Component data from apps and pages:

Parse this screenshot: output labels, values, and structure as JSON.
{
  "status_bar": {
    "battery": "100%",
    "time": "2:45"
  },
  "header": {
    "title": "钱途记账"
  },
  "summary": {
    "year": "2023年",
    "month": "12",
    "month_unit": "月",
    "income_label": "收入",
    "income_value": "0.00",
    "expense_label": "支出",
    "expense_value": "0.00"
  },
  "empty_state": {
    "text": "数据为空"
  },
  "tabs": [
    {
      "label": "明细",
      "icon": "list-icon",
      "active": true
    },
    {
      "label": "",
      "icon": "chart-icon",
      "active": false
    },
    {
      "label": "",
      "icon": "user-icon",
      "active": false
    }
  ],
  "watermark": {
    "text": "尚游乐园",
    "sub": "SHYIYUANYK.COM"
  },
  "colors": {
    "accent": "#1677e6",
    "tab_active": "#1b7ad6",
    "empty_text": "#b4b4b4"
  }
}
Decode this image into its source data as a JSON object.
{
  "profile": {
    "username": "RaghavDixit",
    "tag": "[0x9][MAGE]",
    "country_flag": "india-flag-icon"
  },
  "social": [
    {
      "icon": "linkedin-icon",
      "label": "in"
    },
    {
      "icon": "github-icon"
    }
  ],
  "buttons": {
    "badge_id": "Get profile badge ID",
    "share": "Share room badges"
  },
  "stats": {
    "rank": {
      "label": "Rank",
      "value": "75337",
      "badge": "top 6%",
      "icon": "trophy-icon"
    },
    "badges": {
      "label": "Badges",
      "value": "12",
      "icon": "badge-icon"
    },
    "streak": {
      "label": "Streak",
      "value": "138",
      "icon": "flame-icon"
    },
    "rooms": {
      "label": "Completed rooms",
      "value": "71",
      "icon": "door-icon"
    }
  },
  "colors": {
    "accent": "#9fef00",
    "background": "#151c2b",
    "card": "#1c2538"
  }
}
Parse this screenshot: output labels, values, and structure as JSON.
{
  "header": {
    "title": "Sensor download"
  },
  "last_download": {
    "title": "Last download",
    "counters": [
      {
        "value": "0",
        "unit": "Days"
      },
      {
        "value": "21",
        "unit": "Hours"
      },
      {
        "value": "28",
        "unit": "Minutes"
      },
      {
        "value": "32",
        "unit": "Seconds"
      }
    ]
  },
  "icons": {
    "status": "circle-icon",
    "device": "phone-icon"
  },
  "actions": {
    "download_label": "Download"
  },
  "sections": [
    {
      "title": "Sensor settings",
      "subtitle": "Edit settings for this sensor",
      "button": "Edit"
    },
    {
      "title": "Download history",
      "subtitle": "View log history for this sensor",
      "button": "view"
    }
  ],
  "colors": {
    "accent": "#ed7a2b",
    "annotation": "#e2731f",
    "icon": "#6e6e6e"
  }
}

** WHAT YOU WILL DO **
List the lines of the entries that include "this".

** EXERCISE RESPONSE **
Parse this screenshot: output labels, values, and structure as JSON.
Decode this image into its source data as a JSON object.
Parse this screenshot: output labels, values, and structure as JSON.
      "subtitle": "Edit settings for this sensor",
      "subtitle": "View log history for this sensor",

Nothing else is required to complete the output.